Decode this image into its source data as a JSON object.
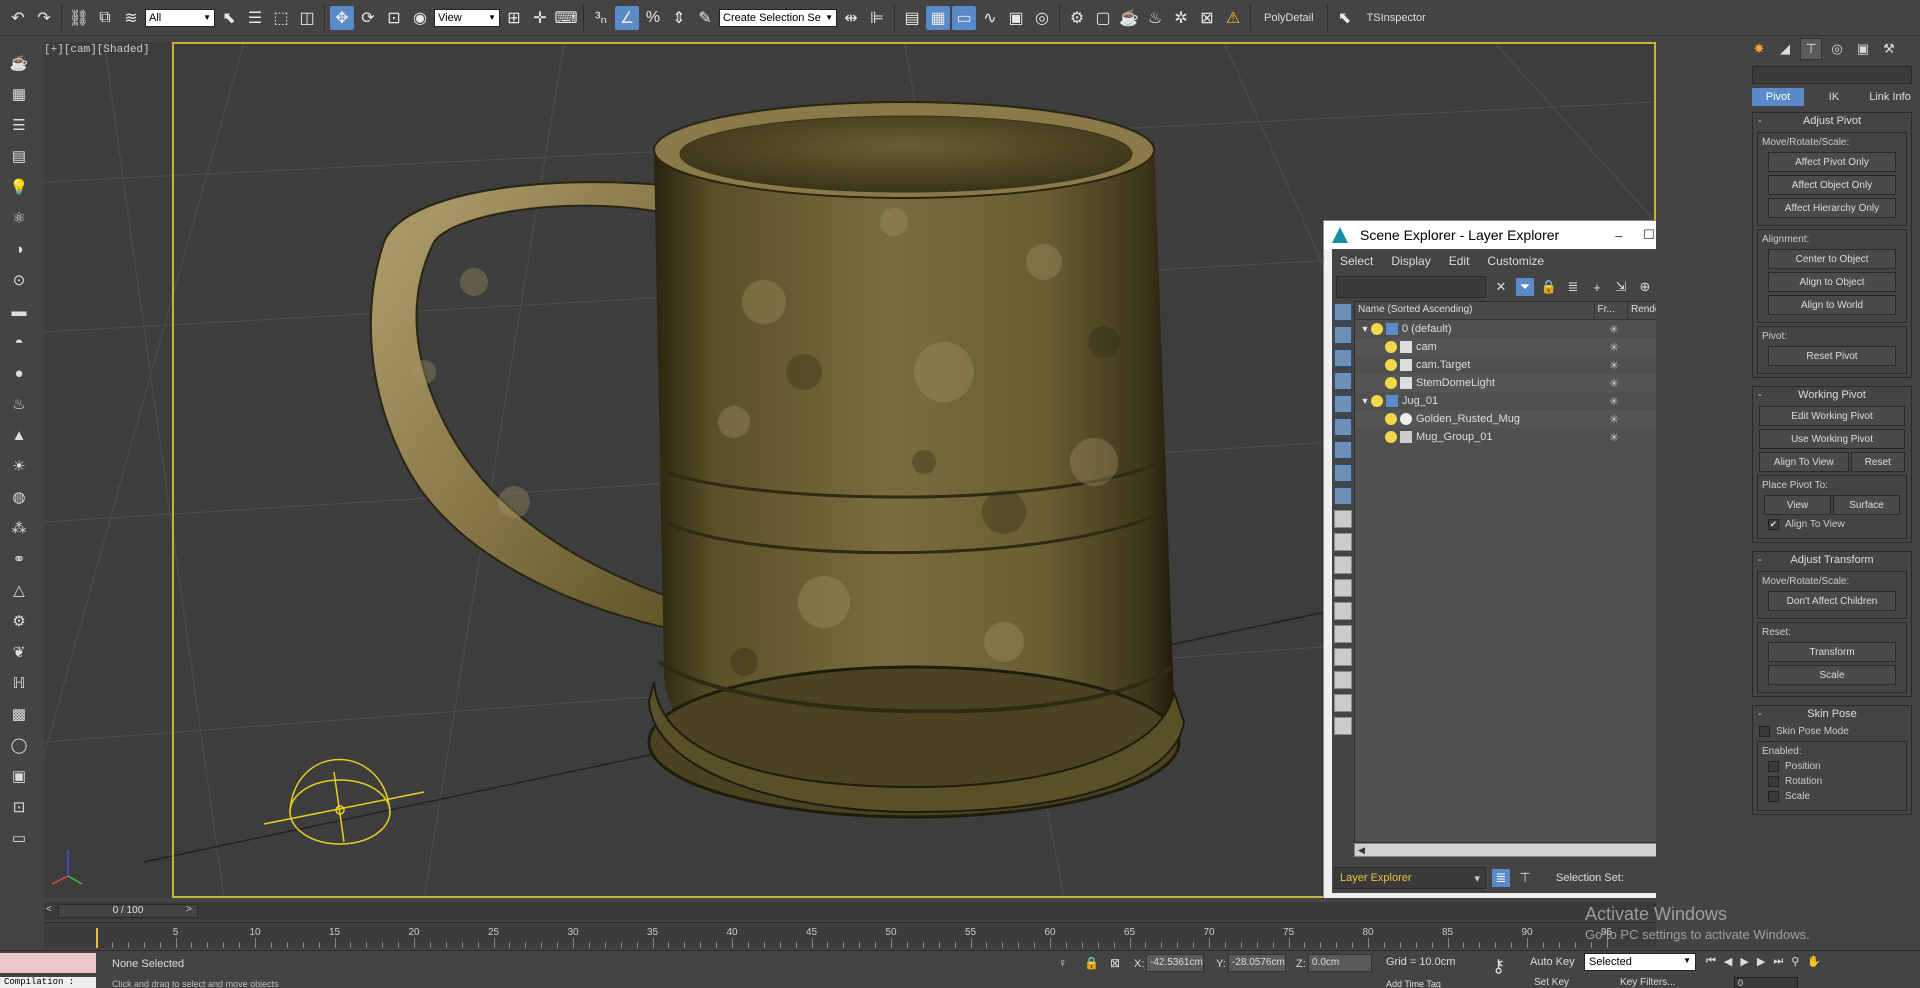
{
  "toolbar": {
    "selection_filter": "All",
    "ref_coord_system": "View",
    "named_selection_set": "Create Selection Se",
    "plugin_poly_detail": "PolyDetail",
    "plugin_ts_inspector": "TSInspector",
    "icons": [
      "undo-icon",
      "redo-icon",
      "link-icon",
      "unlink-icon",
      "bind-space-warp-icon",
      "select-object-icon",
      "select-by-name-icon",
      "rectangular-region-icon",
      "window-crossing-icon",
      "select-and-move-icon",
      "select-and-rotate-icon",
      "select-and-scale-icon",
      "select-and-place-icon",
      "snap-toggle-icon",
      "angle-snap-icon",
      "percent-snap-icon",
      "spinner-snap-icon",
      "edit-named-sets-icon",
      "mirror-icon",
      "align-icon",
      "layer-explorer-icon",
      "scene-explorer-icon",
      "curve-editor-icon",
      "schematic-view-icon",
      "material-editor-icon",
      "render-setup-icon",
      "rendered-frame-window-icon",
      "render-icon",
      "warning-icon"
    ]
  },
  "viewport": {
    "label": "[+][cam][Shaded]",
    "frame_color": "#c8b43a"
  },
  "scene_explorer": {
    "title": "Scene Explorer - Layer Explorer",
    "menu": [
      "Select",
      "Display",
      "Edit",
      "Customize"
    ],
    "columns": [
      "Name (Sorted Ascending)",
      "Fr...",
      "Renderable"
    ],
    "rows": [
      {
        "name": "0 (default)",
        "level": 0,
        "expander": "▼",
        "type": "layer"
      },
      {
        "name": "cam",
        "level": 1,
        "expander": "",
        "type": "camera"
      },
      {
        "name": "cam.Target",
        "level": 1,
        "expander": "",
        "type": "camera"
      },
      {
        "name": "StemDomeLight",
        "level": 1,
        "expander": "",
        "type": "light"
      },
      {
        "name": "Jug_01",
        "level": 0,
        "expander": "▼",
        "type": "layer"
      },
      {
        "name": "Golden_Rusted_Mug",
        "level": 1,
        "expander": "",
        "type": "geometry"
      },
      {
        "name": "Mug_Group_01",
        "level": 1,
        "expander": "",
        "type": "group"
      }
    ],
    "freeze_glyph": "✳",
    "layer_dropdown": "Layer Explorer",
    "selection_set_label": "Selection Set:"
  },
  "command_panel": {
    "subtabs": [
      "Pivot",
      "IK",
      "Link Info"
    ],
    "adjust_pivot": {
      "title": "Adjust Pivot",
      "move_label": "Move/Rotate/Scale:",
      "buttons": [
        "Affect Pivot Only",
        "Affect Object Only",
        "Affect Hierarchy Only"
      ],
      "alignment_label": "Alignment:",
      "align_buttons": [
        "Center to Object",
        "Align to Object",
        "Align to World"
      ],
      "pivot_label": "Pivot:",
      "reset_pivot": "Reset Pivot"
    },
    "working_pivot": {
      "title": "Working Pivot",
      "edit": "Edit Working Pivot",
      "use": "Use Working Pivot",
      "align_to_view": "Align To View",
      "reset": "Reset",
      "place_label": "Place Pivot To:",
      "view": "View",
      "surface": "Surface",
      "align_check": "Align To View",
      "align_checked": true
    },
    "adjust_transform": {
      "title": "Adjust Transform",
      "move_label": "Move/Rotate/Scale:",
      "dont_affect": "Don't Affect Children",
      "reset_label": "Reset:",
      "transform": "Transform",
      "scale": "Scale"
    },
    "skin_pose": {
      "title": "Skin Pose",
      "skin_pose_mode": "Skin Pose Mode",
      "enabled_label": "Enabled:",
      "options": [
        "Position",
        "Rotation",
        "Scale"
      ]
    }
  },
  "timeline": {
    "frame_display": "0 / 100",
    "ticks": [
      "5",
      "10",
      "15",
      "20",
      "25",
      "30",
      "35",
      "40",
      "45",
      "50",
      "55",
      "60",
      "65",
      "70",
      "75",
      "80",
      "85",
      "90",
      "95"
    ]
  },
  "status": {
    "selection": "None Selected",
    "hint": "Click and drag to select and move objects",
    "compilation": "Compilation :",
    "x_label": "X:",
    "x_value": "-42.5361cm",
    "y_label": "Y:",
    "y_value": "-28.0576cm",
    "z_label": "Z:",
    "z_value": "0.0cm",
    "grid": "Grid = 10.0cm",
    "auto_key": "Auto Key",
    "set_key": "Set Key",
    "selected": "Selected",
    "key_filters": "Key Filters...",
    "add_time_tag": "Add Time Tag",
    "frame_field": "0"
  },
  "watermark": {
    "line1": "Activate Windows",
    "line2": "Go to PC settings to activate Windows."
  }
}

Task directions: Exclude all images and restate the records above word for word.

Response for this exercise:
Decode this image into its source data as a JSON object.
{
  "toolbar": {
    "selection_filter": "All",
    "ref_coord_system": "View",
    "named_selection_set": "Create Selection Se",
    "plugin_poly_detail": "PolyDetail",
    "plugin_ts_inspector": "TSInspector",
    "icons": [
      "undo-icon",
      "redo-icon",
      "link-icon",
      "unlink-icon",
      "bind-space-warp-icon",
      "select-object-icon",
      "select-by-name-icon",
      "rectangular-region-icon",
      "window-crossing-icon",
      "select-and-move-icon",
      "select-and-rotate-icon",
      "select-and-scale-icon",
      "select-and-place-icon",
      "snap-toggle-icon",
      "angle-snap-icon",
      "percent-snap-icon",
      "spinner-snap-icon",
      "edit-named-sets-icon",
      "mirror-icon",
      "align-icon",
      "layer-explorer-icon",
      "scene-explorer-icon",
      "curve-editor-icon",
      "schematic-view-icon",
      "material-editor-icon",
      "render-setup-icon",
      "rendered-frame-window-icon",
      "render-icon",
      "warning-icon"
    ]
  },
  "viewport": {
    "label": "[+][cam][Shaded]",
    "frame_color": "#c8b43a"
  },
  "scene_explorer": {
    "title": "Scene Explorer - Layer Explorer",
    "menu": [
      "Select",
      "Display",
      "Edit",
      "Customize"
    ],
    "columns": [
      "Name (Sorted Ascending)",
      "Fr...",
      "Renderable"
    ],
    "rows": [
      {
        "name": "0 (default)",
        "level": 0,
        "expander": "▼",
        "type": "layer"
      },
      {
        "name": "cam",
        "level": 1,
        "expander": "",
        "type": "camera"
      },
      {
        "name": "cam.Target",
        "level": 1,
        "expander": "",
        "type": "camera"
      },
      {
        "name": "StemDomeLight",
        "level": 1,
        "expander": "",
        "type": "light"
      },
      {
        "name": "Jug_01",
        "level": 0,
        "expander": "▼",
        "type": "layer"
      },
      {
        "name": "Golden_Rusted_Mug",
        "level": 1,
        "expander": "",
        "type": "geometry"
      },
      {
        "name": "Mug_Group_01",
        "level": 1,
        "expander": "",
        "type": "group"
      }
    ],
    "freeze_glyph": "✳",
    "layer_dropdown": "Layer Explorer",
    "selection_set_label": "Selection Set:"
  },
  "command_panel": {
    "subtabs": [
      "Pivot",
      "IK",
      "Link Info"
    ],
    "adjust_pivot": {
      "title": "Adjust Pivot",
      "move_label": "Move/Rotate/Scale:",
      "buttons": [
        "Affect Pivot Only",
        "Affect Object Only",
        "Affect Hierarchy Only"
      ],
      "alignment_label": "Alignment:",
      "align_buttons": [
        "Center to Object",
        "Align to Object",
        "Align to World"
      ],
      "pivot_label": "Pivot:",
      "reset_pivot": "Reset Pivot"
    },
    "working_pivot": {
      "title": "Working Pivot",
      "edit": "Edit Working Pivot",
      "use": "Use Working Pivot",
      "align_to_view": "Align To View",
      "reset": "Reset",
      "place_label": "Place Pivot To:",
      "view": "View",
      "surface": "Surface",
      "align_check": "Align To View",
      "align_checked": true
    },
    "adjust_transform": {
      "title": "Adjust Transform",
      "move_label": "Move/Rotate/Scale:",
      "dont_affect": "Don't Affect Children",
      "reset_label": "Reset:",
      "transform": "Transform",
      "scale": "Scale"
    },
    "skin_pose": {
      "title": "Skin Pose",
      "skin_pose_mode": "Skin Pose Mode",
      "enabled_label": "Enabled:",
      "options": [
        "Position",
        "Rotation",
        "Scale"
      ]
    }
  },
  "timeline": {
    "frame_display": "0 / 100",
    "ticks": [
      "5",
      "10",
      "15",
      "20",
      "25",
      "30",
      "35",
      "40",
      "45",
      "50",
      "55",
      "60",
      "65",
      "70",
      "75",
      "80",
      "85",
      "90",
      "95"
    ]
  },
  "status": {
    "selection": "None Selected",
    "hint": "Click and drag to select and move objects",
    "compilation": "Compilation :",
    "x_label": "X:",
    "x_value": "-42.5361cm",
    "y_label": "Y:",
    "y_value": "-28.0576cm",
    "z_label": "Z:",
    "z_value": "0.0cm",
    "grid": "Grid = 10.0cm",
    "auto_key": "Auto Key",
    "set_key": "Set Key",
    "selected": "Selected",
    "key_filters": "Key Filters...",
    "add_time_tag": "Add Time Tag",
    "frame_field": "0"
  },
  "watermark": {
    "line1": "Activate Windows",
    "line2": "Go to PC settings to activate Windows."
  }
}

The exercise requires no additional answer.